Provide only the number of lines in the data below that contain the string "screenshot".
● ● ●
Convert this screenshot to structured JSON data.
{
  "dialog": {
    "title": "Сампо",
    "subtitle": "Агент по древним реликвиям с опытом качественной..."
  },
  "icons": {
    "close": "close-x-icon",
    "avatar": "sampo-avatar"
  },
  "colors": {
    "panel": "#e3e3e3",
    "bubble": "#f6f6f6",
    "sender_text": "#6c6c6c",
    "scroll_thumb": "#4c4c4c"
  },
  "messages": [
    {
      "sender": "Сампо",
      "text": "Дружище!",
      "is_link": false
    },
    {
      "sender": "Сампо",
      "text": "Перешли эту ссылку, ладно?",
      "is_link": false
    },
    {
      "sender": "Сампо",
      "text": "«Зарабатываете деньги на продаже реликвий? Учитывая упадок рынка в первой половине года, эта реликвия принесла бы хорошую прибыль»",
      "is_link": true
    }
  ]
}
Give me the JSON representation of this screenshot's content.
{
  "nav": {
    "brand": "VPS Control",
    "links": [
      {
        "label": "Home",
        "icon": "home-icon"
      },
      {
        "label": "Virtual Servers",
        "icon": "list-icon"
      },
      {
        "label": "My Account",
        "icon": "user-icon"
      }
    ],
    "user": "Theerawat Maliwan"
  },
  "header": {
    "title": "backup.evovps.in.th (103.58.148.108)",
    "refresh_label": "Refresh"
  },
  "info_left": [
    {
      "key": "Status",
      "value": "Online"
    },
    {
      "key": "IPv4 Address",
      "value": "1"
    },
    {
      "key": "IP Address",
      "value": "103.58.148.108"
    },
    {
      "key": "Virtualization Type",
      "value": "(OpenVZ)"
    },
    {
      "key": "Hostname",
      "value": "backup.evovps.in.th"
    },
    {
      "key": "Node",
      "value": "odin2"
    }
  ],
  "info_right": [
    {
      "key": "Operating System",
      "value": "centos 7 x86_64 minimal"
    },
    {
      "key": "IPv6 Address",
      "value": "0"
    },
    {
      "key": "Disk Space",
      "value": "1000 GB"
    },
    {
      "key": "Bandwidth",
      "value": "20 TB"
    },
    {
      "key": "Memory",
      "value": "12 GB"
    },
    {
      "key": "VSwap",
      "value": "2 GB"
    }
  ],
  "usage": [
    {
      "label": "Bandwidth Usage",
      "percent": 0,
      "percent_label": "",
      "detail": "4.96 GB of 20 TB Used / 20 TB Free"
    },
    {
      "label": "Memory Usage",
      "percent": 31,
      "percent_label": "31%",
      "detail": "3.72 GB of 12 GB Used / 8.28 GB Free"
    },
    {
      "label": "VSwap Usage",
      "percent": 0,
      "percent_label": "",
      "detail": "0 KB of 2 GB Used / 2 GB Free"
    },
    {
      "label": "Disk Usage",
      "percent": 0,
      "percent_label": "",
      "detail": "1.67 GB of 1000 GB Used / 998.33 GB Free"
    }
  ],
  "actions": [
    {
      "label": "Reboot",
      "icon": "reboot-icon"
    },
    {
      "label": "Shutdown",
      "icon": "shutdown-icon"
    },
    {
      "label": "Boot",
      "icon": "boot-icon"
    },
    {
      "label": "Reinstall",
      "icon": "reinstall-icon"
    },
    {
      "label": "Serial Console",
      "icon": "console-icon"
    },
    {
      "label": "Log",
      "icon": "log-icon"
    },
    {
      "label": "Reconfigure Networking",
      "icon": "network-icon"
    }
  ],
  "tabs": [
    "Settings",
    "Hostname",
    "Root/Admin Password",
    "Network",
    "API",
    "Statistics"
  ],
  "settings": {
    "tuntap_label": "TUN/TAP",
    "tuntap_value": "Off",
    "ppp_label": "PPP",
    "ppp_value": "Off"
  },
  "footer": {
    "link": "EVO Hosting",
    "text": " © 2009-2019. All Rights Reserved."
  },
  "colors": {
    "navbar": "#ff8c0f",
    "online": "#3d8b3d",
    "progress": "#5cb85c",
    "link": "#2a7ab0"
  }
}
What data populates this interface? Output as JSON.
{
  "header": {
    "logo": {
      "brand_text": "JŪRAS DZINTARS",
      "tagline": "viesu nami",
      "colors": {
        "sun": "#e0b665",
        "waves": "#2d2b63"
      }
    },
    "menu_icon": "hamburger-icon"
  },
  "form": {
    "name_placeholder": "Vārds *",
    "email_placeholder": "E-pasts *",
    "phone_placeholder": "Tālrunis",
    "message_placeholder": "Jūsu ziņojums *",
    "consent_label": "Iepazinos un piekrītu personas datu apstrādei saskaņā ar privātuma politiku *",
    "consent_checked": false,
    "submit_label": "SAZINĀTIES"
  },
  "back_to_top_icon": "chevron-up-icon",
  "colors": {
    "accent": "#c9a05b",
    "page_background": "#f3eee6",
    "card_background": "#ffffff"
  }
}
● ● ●
SOLUTION TO THIS TASK: 2